“I personally don’t want Big Sister watching me unless there are some rules, unless I know that it’s effective, that it works, that it’s doing its job and that it’s being regulated,” Creem said Thursday. “None of that is happening right now.”
The bill includes a preamble that finds that the “government use of face recognition poses unique and significant civil rights and civil liberties threats to the residents” of Massachusetts and that “face recognition technology has a history of being far less accurate in identifying the faces of women, young people, and dark skinned people.”
It would make it illegal for any government official “to acquire, possess, access, or use any biometric surveillance system, or acquire, possess, access, or use information derived from a biometric surveillance system operated by another entity.”
Critics say facial recognition efforts by government agencies often happen in secret or go unnoticed. The Massachusetts Registry of Motor Vehicles has used the technology since 2006 to prevent driver’s license fraud. Some police agencies have used it as a tool for detectives.
The technology’s reliability has also been called into question.
A researcher at the Massachusetts Institute of Technology uncovered much higher error rates in facial recognition technology created by brand-name tech firms in classifying the gender of darker-skinned women than for lighter-skinned men.
Supporters of the legislation, including the American Civil Liberties Union of Massachusetts, say government regulations are needed to make sure the technology isn’t abused. They say that should also apply to other emerging technologies that try to identify a person from their voice or the way they walk.
A similar facial recognition ban is under consideration in Somerville.
Not everyone is ready to back the bill.
Attorney General Maura Healey, the state’s top law enforcement officer, said she hadn’t had a chance to review the legislation.

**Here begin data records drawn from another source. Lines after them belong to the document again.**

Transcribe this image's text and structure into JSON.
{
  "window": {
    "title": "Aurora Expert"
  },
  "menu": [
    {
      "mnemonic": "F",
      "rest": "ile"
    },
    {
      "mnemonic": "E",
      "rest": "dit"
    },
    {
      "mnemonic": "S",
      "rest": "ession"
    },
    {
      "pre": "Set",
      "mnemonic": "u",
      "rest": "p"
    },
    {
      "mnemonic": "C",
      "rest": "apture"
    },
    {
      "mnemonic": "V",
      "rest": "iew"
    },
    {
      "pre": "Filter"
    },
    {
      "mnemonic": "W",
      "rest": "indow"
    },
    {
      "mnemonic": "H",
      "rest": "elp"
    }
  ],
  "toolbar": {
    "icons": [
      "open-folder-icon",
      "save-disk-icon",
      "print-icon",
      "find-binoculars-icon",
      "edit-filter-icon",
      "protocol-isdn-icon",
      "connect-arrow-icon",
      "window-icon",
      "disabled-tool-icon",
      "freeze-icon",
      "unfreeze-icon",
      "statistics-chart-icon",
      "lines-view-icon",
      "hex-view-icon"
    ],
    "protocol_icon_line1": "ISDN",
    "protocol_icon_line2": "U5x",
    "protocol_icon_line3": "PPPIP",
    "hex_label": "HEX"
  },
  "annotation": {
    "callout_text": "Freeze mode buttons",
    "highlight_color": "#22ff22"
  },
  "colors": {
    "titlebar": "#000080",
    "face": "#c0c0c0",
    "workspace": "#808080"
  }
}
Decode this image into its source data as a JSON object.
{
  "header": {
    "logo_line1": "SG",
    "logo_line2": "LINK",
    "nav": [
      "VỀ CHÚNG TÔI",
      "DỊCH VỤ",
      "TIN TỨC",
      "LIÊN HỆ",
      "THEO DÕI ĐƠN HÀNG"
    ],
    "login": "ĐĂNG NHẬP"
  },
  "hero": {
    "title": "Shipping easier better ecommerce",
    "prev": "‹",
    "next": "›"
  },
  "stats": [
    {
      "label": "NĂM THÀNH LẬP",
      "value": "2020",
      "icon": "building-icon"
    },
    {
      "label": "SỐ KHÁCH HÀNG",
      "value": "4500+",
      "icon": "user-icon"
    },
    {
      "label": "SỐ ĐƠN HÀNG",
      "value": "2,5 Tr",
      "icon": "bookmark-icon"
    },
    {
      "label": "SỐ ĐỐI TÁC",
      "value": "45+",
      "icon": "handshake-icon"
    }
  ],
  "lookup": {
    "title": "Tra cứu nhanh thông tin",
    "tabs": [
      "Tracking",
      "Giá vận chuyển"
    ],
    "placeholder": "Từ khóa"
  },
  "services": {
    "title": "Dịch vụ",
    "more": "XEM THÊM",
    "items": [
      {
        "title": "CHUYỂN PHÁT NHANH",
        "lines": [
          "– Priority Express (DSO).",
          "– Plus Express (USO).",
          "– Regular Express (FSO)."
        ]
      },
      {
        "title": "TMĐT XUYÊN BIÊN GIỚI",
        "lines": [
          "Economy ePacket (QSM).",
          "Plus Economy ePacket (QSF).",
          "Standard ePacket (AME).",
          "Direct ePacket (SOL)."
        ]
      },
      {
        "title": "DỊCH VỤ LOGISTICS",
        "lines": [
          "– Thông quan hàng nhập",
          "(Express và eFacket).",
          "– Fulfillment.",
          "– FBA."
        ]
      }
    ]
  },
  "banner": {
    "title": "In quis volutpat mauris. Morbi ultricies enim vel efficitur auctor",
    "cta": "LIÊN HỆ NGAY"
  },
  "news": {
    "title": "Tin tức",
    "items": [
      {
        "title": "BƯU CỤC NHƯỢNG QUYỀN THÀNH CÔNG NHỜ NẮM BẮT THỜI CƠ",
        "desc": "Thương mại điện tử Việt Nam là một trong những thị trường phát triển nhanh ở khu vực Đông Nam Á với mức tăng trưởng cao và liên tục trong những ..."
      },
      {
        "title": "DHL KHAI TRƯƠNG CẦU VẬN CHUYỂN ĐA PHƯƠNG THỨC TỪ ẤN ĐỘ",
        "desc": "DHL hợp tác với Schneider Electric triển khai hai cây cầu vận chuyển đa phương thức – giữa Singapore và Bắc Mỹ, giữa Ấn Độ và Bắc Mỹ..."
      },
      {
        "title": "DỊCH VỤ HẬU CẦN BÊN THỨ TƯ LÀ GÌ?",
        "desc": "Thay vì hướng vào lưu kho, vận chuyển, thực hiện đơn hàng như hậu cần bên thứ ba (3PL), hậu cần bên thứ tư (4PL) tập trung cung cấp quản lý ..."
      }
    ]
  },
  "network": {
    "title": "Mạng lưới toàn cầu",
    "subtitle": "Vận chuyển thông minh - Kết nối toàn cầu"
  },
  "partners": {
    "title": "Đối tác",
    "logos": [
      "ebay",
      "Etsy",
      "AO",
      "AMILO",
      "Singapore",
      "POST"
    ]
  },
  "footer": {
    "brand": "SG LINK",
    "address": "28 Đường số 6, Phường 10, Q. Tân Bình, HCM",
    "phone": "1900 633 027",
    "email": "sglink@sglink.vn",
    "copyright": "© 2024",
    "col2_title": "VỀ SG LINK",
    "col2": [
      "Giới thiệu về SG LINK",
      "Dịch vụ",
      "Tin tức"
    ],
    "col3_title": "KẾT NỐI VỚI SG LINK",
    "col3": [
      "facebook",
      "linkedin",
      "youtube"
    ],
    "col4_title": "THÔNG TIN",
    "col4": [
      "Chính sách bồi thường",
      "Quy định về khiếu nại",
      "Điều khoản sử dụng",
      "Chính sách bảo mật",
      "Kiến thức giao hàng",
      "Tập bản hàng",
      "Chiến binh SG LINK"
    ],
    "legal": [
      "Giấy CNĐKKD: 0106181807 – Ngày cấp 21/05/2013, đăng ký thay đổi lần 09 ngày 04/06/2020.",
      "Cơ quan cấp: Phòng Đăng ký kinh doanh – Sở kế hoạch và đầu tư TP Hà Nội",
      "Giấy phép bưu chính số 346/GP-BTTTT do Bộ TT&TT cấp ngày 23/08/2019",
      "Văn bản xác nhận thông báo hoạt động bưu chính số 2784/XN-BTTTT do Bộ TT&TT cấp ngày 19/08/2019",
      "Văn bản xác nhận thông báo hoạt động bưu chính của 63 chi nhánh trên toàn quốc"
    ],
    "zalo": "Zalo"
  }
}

“To be honest, I want to take a look at it,” the Democrat said this week. “Obviously I’d expect a careful and thoughtful analysis.”
Republican Gov. Charlie Baker told reporters this month that he’s also not ready to support the legislation.
“My understanding is most of that is regulated at this point at the federal level,” Baker said. “Whether or not it should be regulated at the state level is something we’ve had conversations about, but they’re not to the point where I’d be ready to file legislation.”
Government agencies around the U.S. have used the technology for more than a decade to scan databases for suspects and prevent identity fraud.
The question of to what extent Massachusetts should embrace facial recognition technology flared up recently during an unrelated episode at the Statehouse.
In May, one of several protesters who had gathered at the building to call attention to the cost of higher education said he was told by an unnamed official that the Statehouse uses facial recognition to match the faces of people who walk through public entrances with law enforcement databases.
That prompted House Speaker Robert DeLeo to release a statement assuring visitors to the Statehouse that they’re not being subjected to facial recognition. The Statehouse has been ramping up security, recently adding additional security cameras throughout the building.
In a written statement, the Winthrop Democrat said: “There is no such technology used at the State House.”
Baker also said the Statehouse wasn’t using the technology.
The bill, which has bipartisan support, has a long way to go before reaching Baker’s desk. It has yet to come up for a public hearing or a vote in either chamber.
Massachusetts isn’t alone in taking a closer look at the technology.
San Francisco supervisors last month voted to ban the use of facial recognition software by police and other city departments, making the city the first in the U.S. to outlaw the technology.